Data shown:
══════

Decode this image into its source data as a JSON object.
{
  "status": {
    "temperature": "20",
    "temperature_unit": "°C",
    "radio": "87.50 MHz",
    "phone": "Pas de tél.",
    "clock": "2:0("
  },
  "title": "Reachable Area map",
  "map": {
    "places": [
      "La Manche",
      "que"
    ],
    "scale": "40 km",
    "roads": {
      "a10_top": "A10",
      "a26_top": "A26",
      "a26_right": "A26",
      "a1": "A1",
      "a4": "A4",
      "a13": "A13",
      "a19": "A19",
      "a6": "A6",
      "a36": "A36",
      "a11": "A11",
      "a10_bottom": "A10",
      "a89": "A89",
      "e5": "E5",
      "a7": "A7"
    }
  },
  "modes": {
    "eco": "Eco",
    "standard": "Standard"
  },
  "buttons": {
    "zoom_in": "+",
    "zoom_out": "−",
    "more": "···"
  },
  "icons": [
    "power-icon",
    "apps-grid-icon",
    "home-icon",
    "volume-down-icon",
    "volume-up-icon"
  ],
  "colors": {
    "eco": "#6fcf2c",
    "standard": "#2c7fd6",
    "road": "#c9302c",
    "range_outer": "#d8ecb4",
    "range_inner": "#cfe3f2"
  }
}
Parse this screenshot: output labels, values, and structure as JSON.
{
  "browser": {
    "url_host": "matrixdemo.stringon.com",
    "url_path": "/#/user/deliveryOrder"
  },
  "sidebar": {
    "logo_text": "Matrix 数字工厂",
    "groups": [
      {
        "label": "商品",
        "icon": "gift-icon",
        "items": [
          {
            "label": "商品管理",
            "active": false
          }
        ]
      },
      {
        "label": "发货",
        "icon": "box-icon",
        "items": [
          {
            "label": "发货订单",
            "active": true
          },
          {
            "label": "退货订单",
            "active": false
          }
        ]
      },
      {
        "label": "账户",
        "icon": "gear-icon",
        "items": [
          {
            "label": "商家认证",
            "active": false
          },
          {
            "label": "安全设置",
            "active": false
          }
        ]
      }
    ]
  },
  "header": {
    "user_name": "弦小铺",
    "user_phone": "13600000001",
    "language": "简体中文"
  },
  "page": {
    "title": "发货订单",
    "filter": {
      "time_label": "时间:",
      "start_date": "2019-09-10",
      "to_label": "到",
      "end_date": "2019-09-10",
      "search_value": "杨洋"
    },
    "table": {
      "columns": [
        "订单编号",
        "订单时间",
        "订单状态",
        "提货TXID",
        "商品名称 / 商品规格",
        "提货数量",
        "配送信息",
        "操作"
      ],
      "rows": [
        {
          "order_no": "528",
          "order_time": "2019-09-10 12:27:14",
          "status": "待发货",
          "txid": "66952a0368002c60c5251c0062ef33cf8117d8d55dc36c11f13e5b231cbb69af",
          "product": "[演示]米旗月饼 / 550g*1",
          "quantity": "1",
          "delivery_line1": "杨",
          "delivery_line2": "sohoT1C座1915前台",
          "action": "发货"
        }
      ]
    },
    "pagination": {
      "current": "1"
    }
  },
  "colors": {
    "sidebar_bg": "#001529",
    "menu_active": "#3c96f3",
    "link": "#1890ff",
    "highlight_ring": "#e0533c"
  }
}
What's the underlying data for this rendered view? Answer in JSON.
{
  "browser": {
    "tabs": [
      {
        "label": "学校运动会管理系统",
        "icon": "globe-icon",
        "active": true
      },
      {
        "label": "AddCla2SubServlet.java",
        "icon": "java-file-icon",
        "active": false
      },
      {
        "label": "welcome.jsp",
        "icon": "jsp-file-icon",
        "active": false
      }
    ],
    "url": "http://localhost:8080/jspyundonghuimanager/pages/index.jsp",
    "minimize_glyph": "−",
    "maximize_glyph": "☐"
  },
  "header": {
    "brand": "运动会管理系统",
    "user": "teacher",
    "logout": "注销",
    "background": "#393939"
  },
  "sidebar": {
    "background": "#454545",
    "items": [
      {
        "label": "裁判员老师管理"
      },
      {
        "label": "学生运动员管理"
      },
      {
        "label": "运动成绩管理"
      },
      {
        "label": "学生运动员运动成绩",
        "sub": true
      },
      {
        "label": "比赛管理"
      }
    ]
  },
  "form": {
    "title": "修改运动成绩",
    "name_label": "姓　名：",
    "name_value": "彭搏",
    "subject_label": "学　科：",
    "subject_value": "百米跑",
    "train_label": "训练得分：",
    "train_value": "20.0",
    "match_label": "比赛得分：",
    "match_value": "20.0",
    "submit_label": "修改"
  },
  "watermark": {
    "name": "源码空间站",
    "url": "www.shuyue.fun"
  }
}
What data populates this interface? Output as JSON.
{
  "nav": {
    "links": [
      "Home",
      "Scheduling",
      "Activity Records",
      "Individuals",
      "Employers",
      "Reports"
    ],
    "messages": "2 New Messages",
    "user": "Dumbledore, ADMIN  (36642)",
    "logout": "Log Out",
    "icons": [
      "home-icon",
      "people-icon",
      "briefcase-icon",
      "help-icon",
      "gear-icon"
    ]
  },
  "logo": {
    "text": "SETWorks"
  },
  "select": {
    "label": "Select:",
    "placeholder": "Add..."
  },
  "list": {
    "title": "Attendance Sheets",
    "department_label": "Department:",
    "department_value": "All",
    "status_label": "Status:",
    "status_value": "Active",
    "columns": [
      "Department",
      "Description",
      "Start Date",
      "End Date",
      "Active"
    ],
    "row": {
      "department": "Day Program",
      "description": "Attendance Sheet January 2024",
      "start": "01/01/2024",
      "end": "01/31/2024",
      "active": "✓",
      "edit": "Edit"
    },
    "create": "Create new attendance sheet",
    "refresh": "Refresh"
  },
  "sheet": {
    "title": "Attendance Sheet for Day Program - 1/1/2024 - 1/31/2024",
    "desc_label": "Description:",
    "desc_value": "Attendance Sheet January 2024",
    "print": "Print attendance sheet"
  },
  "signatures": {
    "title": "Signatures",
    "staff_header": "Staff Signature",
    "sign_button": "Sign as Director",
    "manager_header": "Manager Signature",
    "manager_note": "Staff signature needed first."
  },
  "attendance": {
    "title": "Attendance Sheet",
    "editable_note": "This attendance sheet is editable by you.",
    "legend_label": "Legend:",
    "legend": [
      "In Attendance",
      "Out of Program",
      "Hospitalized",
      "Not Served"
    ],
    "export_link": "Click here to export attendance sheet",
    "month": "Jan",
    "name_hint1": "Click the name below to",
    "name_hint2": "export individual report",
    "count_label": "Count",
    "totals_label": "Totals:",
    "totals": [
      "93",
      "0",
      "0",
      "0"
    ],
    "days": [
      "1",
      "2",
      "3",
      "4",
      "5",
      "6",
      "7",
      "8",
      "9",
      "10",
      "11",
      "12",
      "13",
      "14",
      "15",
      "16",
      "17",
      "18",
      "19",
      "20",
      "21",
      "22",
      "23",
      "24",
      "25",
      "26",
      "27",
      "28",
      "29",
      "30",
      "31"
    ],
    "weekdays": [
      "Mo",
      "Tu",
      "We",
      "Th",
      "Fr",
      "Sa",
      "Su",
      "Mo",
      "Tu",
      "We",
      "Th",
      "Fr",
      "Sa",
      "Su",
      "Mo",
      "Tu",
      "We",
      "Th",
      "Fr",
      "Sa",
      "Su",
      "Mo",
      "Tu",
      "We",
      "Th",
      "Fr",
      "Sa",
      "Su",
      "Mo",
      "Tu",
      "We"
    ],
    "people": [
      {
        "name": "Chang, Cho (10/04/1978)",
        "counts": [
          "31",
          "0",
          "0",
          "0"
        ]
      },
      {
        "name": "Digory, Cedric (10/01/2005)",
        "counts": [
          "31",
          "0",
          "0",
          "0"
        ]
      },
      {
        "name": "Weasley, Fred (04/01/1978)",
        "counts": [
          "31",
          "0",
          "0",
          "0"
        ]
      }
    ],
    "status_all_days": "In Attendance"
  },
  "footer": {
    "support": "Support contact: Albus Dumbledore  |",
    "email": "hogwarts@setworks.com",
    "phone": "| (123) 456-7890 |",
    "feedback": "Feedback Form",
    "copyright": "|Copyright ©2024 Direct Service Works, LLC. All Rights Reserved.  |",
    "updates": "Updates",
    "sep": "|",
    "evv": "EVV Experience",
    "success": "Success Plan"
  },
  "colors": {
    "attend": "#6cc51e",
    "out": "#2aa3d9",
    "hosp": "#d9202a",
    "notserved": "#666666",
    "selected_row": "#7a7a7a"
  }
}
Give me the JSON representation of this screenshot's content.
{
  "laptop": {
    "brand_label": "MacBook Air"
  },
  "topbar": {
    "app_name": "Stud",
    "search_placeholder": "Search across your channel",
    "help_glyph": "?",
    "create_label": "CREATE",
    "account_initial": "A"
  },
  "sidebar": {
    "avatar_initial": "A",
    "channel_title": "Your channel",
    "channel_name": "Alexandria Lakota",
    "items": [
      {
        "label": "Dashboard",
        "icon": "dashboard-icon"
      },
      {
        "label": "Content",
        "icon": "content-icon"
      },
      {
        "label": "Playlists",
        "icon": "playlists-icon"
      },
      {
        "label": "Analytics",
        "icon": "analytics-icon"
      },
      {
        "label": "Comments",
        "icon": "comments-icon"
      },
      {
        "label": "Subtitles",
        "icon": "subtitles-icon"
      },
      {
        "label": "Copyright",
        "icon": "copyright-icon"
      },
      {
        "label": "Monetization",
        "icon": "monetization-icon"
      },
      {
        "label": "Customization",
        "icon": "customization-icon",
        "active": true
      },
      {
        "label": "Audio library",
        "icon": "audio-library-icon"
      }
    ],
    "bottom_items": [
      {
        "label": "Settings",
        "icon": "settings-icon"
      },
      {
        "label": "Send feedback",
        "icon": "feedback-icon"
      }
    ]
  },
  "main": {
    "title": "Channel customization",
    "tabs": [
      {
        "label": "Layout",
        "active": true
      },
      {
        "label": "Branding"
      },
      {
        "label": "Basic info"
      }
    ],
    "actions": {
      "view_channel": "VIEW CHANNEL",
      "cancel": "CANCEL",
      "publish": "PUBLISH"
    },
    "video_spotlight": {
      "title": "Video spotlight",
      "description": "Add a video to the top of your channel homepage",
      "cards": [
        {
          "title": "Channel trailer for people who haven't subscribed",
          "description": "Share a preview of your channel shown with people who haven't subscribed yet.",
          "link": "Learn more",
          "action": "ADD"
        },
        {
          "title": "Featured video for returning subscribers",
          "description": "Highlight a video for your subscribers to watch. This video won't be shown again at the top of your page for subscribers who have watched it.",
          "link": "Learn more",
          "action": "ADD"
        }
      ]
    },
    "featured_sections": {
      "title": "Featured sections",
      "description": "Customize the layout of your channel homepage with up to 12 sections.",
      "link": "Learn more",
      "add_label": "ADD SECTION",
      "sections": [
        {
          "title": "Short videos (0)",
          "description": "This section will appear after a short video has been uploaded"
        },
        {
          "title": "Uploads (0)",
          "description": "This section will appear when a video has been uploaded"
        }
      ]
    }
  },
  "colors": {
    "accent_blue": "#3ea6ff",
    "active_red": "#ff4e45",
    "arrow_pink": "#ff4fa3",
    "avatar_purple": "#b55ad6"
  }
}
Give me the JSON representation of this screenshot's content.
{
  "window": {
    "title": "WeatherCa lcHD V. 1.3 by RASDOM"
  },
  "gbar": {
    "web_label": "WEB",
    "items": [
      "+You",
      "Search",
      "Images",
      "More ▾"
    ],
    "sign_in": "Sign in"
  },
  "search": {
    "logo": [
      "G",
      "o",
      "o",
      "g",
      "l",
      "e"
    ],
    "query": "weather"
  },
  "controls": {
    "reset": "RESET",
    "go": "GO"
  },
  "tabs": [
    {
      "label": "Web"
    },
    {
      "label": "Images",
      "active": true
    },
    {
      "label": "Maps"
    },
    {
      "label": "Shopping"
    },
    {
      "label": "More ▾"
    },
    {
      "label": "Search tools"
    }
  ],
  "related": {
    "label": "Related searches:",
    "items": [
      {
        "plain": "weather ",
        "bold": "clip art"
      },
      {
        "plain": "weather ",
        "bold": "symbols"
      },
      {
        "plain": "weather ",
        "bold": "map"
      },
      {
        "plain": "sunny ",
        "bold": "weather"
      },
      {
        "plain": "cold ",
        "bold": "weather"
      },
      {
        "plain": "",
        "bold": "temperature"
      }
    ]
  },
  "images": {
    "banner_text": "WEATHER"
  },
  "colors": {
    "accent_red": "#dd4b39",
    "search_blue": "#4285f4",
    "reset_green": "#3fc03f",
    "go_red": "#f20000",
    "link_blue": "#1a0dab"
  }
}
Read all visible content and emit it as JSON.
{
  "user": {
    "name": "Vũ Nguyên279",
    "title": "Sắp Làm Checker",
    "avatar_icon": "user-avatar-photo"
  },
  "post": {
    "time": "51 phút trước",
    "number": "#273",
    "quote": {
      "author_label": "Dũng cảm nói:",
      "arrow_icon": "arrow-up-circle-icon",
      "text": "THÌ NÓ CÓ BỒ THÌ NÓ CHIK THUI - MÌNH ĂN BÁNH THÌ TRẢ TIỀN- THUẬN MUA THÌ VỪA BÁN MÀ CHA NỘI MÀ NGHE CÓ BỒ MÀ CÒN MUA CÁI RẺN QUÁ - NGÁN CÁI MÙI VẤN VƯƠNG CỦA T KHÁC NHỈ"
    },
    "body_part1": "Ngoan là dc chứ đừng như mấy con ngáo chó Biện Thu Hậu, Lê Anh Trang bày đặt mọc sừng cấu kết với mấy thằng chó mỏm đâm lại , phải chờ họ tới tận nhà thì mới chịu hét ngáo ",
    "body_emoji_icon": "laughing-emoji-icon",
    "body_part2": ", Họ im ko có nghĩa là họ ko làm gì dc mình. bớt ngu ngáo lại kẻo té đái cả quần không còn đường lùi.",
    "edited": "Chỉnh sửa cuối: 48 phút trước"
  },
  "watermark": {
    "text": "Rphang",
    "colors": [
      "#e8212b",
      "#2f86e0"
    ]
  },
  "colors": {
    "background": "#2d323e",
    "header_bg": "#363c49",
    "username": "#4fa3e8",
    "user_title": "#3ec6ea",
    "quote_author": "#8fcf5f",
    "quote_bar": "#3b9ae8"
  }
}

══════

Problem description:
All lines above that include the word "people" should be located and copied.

Solution to this task:
      "people-icon",
    "people": [
          "title": "Channel trailer for people who haven't subscribed",
          "description": "Share a preview of your channel shown with people who haven't subscribed yet.",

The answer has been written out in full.